None of this suggests I don't appreciate the complexity, danger or reflexive decision-making involved in law enforcement, but several of these high-profile cases don't seem to be shrouded in too much mystery. It's hard to understand the need to shoot an unarmed teenager several times, once in the back of the head. It's also hard to understand how someone suspected of selling loose (i.e. untaxed) cigarettes on a Staten Island sidewalk in the middle of the day winds up dead at the hands of police (Eric Garner).

Or how a 17-year-old boy walking home from the 7-11 with a bag of Skittles and a fruit drink can be gunned down by a civilian -- not even a cop this time -- and it is declared legal, okay, acceptable (Trayvon Martin).

Or how an unarmed, 22-year-old black man could be shot 41 times, FORTY-ONE times, on the doorstep of his apartment building by four NYC police officers believing his wallet to be a gun (Amadou Diallo). Or how an unarmed Queens man could be shot to death on the morning of his wedding, this time in a hail of 50 bullets fired by police (Sean Bell). Or, in a less publicized case, how an unarmed teen was shot and killed in the bathroom of his grandmother's apartment when police illegally broke down the door (Ramarley Graham). In all cases, every one, the defendants were acquitted. Actually, that's not true. Charges weren't even brought in the last case. They weren't brought in the case of Kimani Grey either, the 16-year-old boy who was shot and killed by police when he was on his way to a birthday party. This case is particularly galling because here not only were the officers, who have been the subject of three federal investigations for alleged civil rights violations, not charged but also one, Mourad Mourad, was celebrated. In the year following the death of Grey, Mourad was actually nominated for "Cop of the Year."

How on earth is this possible?

Time and time again.

But I'm white. I don't have to worry about my son heading out the door to a birthday party or making a run to the 7-11 for candy and soda. I'm lucky. By sheer chance I was born with white skin and so those innocent hallmarks of childhood never have to be a cause for concern for me. I don't have to wonder every time my son steps out the door whether he will return. I don't have to pray he makes it to adulthood. My kids will not find themselves as targets of police suspicion for merely walking down the street, or riding a bike or driving a car. But those things shouldn't depend on luck. Not in this country. And, not at the hands of those charged with serving and protecting.

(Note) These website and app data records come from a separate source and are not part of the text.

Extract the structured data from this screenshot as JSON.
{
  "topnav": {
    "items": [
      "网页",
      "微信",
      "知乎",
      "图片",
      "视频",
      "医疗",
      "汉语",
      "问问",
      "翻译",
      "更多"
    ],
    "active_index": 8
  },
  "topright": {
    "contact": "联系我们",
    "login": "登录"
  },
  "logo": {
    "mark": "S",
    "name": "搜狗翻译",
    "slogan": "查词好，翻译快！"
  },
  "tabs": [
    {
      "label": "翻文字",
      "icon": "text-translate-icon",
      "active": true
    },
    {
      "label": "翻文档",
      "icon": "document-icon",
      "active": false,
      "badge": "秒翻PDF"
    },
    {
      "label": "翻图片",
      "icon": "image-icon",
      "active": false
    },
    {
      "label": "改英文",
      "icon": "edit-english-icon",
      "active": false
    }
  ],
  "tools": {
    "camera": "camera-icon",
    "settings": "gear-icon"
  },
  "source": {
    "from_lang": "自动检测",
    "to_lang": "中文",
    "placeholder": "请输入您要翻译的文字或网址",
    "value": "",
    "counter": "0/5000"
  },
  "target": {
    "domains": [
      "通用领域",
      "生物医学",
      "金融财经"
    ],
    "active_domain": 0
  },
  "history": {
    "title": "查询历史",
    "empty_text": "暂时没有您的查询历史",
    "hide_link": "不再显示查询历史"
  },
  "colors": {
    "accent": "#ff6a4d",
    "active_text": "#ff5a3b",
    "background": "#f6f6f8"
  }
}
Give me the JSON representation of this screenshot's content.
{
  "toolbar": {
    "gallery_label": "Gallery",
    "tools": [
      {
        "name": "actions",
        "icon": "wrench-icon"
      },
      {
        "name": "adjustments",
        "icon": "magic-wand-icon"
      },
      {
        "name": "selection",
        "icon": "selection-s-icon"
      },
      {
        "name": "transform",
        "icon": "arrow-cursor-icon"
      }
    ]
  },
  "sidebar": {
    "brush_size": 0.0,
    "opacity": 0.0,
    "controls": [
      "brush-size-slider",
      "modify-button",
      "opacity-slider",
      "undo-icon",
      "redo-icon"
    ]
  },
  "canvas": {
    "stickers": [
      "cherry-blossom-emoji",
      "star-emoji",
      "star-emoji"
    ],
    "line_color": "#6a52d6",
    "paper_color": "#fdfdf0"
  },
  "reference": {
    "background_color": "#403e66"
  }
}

As upsetting and disheartening as these string of cases may be, I heard an even more disturbing news report delineating the differences in opinions among whites and blacks regarding race relations, the situation in Ferguson, trust in the investigation and overall trust in the legal system. Perhaps I shouldn't have been so surprised to learn on every issue whites and blacks hold vastly different views. But I was. Whites don't see much of a problem with race relations and possess a strong amount of trust in the investigation and the system. Blacks, however, tended to see things differently. They found a significant problem with race relations in America and had little faith in the investigation and the legal system. It was quite clear the problem can't be reduced to a couple of bad apples or corrupt police culture. Not even now, not even in the wake of Michael Brown.

I guess when it doesn't affect you, there is no problem.

Still, I don't understand how people can't see cruelty and injustice no matter who it's happening to. And that makes me despair for the whole human race.